petitioners were not paid correct wages and benefits. This was, in fact, even admitted by
respondent in its petition filed before the CA.22 In its defense, respondent tried to pass the buck to
YMOAA, which failed to pay the correct wages pursuant to the wage orders. Considering that
the liability of the principal and the contractor is joint and solidary, respondent thereby prayed
for a re-computation of the awards it claimed to be quite excessive. In the motion for
reconsideration filed before the Regional Director, respondent submitted its own computation of
the salary adjustment due petitioners in the amount of P533,220.33 as wage differentials,
deducting further the amount of P39,371.52, which was already allegedly received by petitioners,
as shown in petitioners sample pay slips and earning cards.23 This contention, however, was
unacceptable, as the Secretary of Labor ruled:
The arguments of the respondents that the award of the Regional Director is excessive
considering that it has only a total amount of P533,220.00 as they have computed, does not
warrant consideration.
As correctly pointed out by the Regional Director, "the alleged salary adjustment of the
complainants for the years 1996, 1997, 1998 and 1999 failed to show from what source and on
what basis have respondent arrived at the said computations.

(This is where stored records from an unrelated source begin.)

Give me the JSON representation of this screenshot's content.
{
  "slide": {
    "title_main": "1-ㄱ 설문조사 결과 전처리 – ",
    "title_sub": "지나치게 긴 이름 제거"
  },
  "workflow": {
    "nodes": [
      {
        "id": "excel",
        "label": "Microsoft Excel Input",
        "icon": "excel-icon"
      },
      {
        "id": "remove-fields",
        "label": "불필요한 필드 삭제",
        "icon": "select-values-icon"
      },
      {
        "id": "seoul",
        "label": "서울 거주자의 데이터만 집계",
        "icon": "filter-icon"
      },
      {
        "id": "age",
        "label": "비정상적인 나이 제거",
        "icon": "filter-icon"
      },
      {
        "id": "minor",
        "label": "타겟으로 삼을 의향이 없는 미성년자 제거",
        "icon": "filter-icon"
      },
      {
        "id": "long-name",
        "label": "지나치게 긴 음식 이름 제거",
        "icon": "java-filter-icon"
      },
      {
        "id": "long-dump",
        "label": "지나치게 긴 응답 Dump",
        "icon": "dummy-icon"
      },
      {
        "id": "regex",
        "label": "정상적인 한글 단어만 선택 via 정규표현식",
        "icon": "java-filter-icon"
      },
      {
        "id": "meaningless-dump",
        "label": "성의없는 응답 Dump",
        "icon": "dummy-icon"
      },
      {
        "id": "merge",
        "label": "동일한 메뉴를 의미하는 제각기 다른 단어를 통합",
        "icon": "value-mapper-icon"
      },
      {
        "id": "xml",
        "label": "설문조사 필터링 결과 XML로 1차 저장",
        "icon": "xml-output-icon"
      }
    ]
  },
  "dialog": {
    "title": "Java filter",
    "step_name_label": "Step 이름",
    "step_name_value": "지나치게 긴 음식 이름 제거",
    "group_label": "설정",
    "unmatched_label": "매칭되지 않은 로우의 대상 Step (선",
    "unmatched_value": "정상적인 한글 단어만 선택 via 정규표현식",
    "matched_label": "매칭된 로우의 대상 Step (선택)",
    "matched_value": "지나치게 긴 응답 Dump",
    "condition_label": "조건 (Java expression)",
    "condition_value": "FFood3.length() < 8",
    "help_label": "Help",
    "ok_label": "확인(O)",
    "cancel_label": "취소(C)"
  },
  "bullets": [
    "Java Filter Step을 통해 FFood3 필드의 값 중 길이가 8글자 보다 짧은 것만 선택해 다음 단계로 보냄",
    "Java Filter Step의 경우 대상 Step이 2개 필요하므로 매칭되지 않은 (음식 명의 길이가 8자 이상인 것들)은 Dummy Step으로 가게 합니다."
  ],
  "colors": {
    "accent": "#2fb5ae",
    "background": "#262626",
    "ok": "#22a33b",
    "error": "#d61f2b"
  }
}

Likewise, the documents presented
is not sufficient to re-compute the award."
"With regard to the salary differentials paid to eight guards for the period covering June 30, 1997
as evidenced by the payment, but unfortunately nowhere in their annexes can we find a clear
indication of such payment. However, complainants admitted having received such salary
differentials from respondents, but the same was intended as wage adjustments under Wage
Order No. 1, No. NCR-03. Their claims in this instant case are backpay for Wage Order Nos.
NCR-04, NCR-5 and NCR-6. Hence, the amount of P39,371.52 cannot be deducted from the
computed monetary award of P1,106,298.00."
We find no cogent reason to deviate from the foregoing.24
It bears stressing that this petition clearly involves a labor standards case, and it is in keeping
with the law that "the worker need not litigate to get what legally belongs to him, for the whole
enforcement machinery of the DOLE exists to insure its expeditious delivery to him free of
charge."25 We, therefore, sustain the jurisdiction of the DOLE Regional Director in this case.

WHEREFORE, the petition is GRANTED. The Decision of the Court of Appeals dated
September 16, 2003 is REVERSED and SET ASIDE. The decision of the Secretary of Labor is